Steve Snyder is an attorney at the law firm of Smith Moore Leatherwood LLP. In addition to serving as the firm’s Chief Information Officer, he’s a member of the firm’s Cybersecurity and Data Breach team and leverages his industry experience as a network engineer to assist clients with cybersecurity and data breach issues. He has advised clients on prevention measures, liability protection, data breach response and mitigation, and interaction with regulatory agencies and law enforcement. He has also supported clients on litigation issues involving data breaches, misappropriation of trade secrets, and loss of confidential business information. He routinely gives presentations on cybersecurity issues, participates on panels, and has authored several articles on evolving challenges of cybersecurity in industry publications. He is CIPP/US certified by the International Association of Privacy Professionals and certified in Cybersecurity Fundamentals by ISACA, an organization for information technology professionals.
Mr. Synder received his law degree, with honors, from New York University School of Law in 2003. He also received a master’s degree (1995) and a bachelor’s degree (1993) in engineering from Lehigh University.
Allyson Haynes Stuart

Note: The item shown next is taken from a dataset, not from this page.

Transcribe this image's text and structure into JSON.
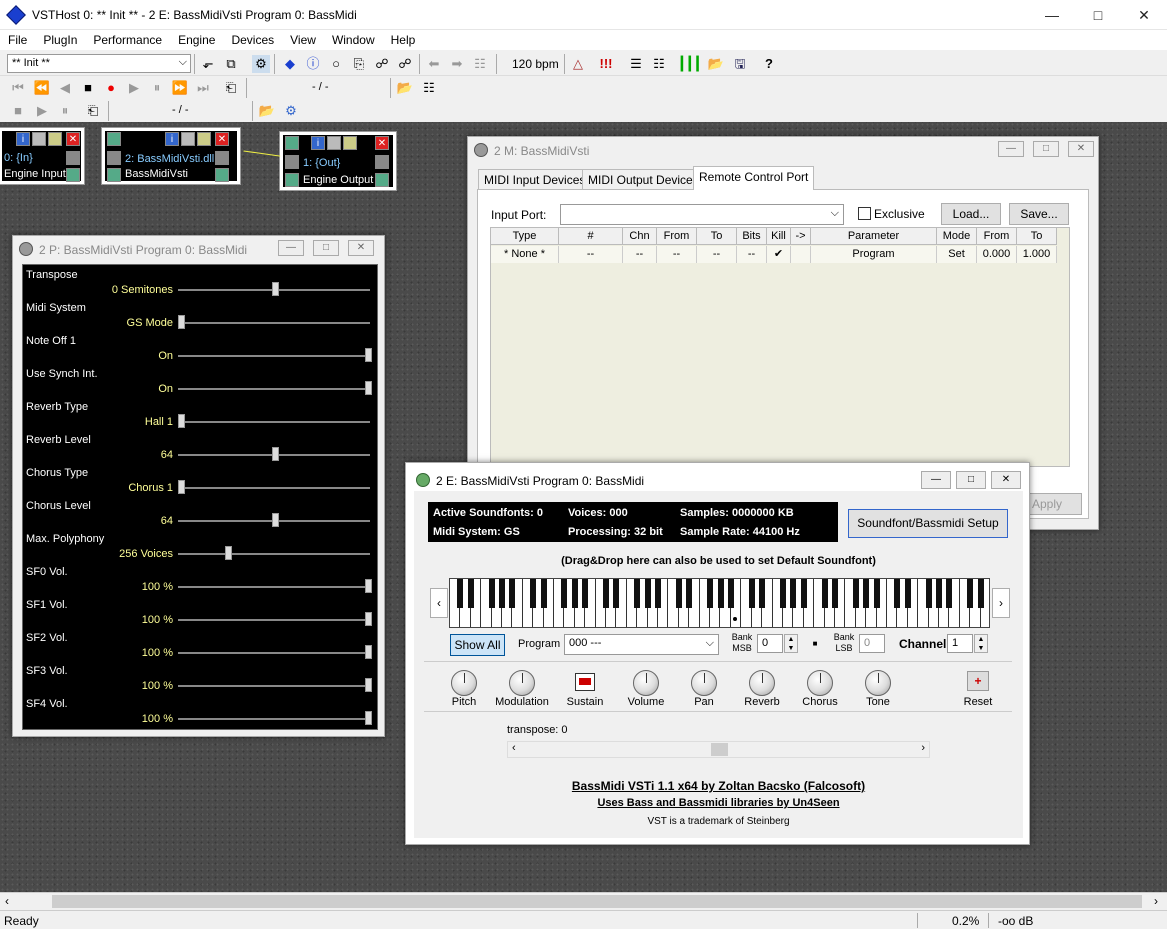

Allyson Haynes Stuart is a scholar and practicing attorney focusing on privacy, data security, and e-discovery issues. At the Charleston School of Law, she has taught e-discovery, information privacy law and internet law, contracts, civil procedure, and evidence. Additionally, she served as faculty advisor to the Federal Courts Law Review for 9 years, where she organized, moderated, and presented at various symposia including Searching for Data: New Rules and New Tools; Technology and the Criminal Justice System; Ethics in the E-Discovery Age; and Privacy in the Federal Courts.
Previously, Prof. Stuart served as a director of the legal department at Sony Corporation of America. She also served as law clerk to the Honorable David C. Norton, U.S. District Judge for the District of South Carolina, and was an associate in the New York firm of Cleary, Gottlieb, Steen and Hamilton. She received her J.D. from the University of South Carolina School of Law and her B.A. from Duke University.
Click here for Law & Society 2018 homepage.